- MATERIAL SHOWN:
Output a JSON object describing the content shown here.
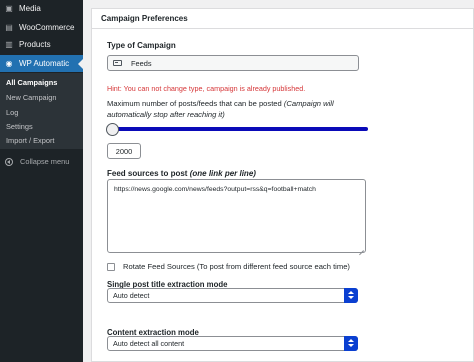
{
  "sidebar": {
    "items": [
      {
        "label": "Media",
        "icon": "media-icon"
      },
      {
        "label": "WooCommerce",
        "icon": "woocommerce-icon"
      },
      {
        "label": "Products",
        "icon": "products-icon"
      },
      {
        "label": "WP Automatic",
        "icon": "automatic-icon"
      }
    ],
    "submenu": [
      "All Campaigns",
      "New Campaign",
      "Log",
      "Settings",
      "Import / Export"
    ],
    "collapse": "Collapse menu",
    "active_color": "#2271b1"
  },
  "panel": {
    "title": "Campaign Preferences",
    "type_label": "Type of Campaign",
    "type_value": "Feeds",
    "hint": "Hint: You can not change type, campaign is already published.",
    "max_label": "Maximum number of posts/feeds that can be posted",
    "max_note": "(Campaign will automatically stop after reaching it)",
    "max_value": "2000",
    "feeds_label": "Feed sources to post",
    "feeds_note": "(one link per line)",
    "feeds_value": "https://news.google.com/news/feeds?output=rss&q=football+match",
    "rotate_label": "Rotate Feed Sources (To post from different feed source each time)",
    "title_mode_label": "Single post title extraction mode",
    "title_mode_value": "Auto detect",
    "content_mode_label": "Content extraction mode",
    "content_mode_value": "Auto detect all content"
  }
}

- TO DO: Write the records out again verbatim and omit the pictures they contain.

- YOUR SOLUTION:
Output a JSON object describing the content shown here.
{
  "sidebar": {
    "items": [
      {
        "label": "Media",
        "icon": "media-icon"
      },
      {
        "label": "WooCommerce",
        "icon": "woocommerce-icon"
      },
      {
        "label": "Products",
        "icon": "products-icon"
      },
      {
        "label": "WP Automatic",
        "icon": "automatic-icon"
      }
    ],
    "submenu": [
      "All Campaigns",
      "New Campaign",
      "Log",
      "Settings",
      "Import / Export"
    ],
    "collapse": "Collapse menu",
    "active_color": "#2271b1"
  },
  "panel": {
    "title": "Campaign Preferences",
    "type_label": "Type of Campaign",
    "type_value": "Feeds",
    "hint": "Hint: You can not change type, campaign is already published.",
    "max_label": "Maximum number of posts/feeds that can be posted",
    "max_note": "(Campaign will automatically stop after reaching it)",
    "max_value": "2000",
    "feeds_label": "Feed sources to post",
    "feeds_note": "(one link per line)",
    "feeds_value": "https://news.google.com/news/feeds?output=rss&q=football+match",
    "rotate_label": "Rotate Feed Sources (To post from different feed source each time)",
    "title_mode_label": "Single post title extraction mode",
    "title_mode_value": "Auto detect",
    "content_mode_label": "Content extraction mode",
    "content_mode_value": "Auto detect all content"
  }
}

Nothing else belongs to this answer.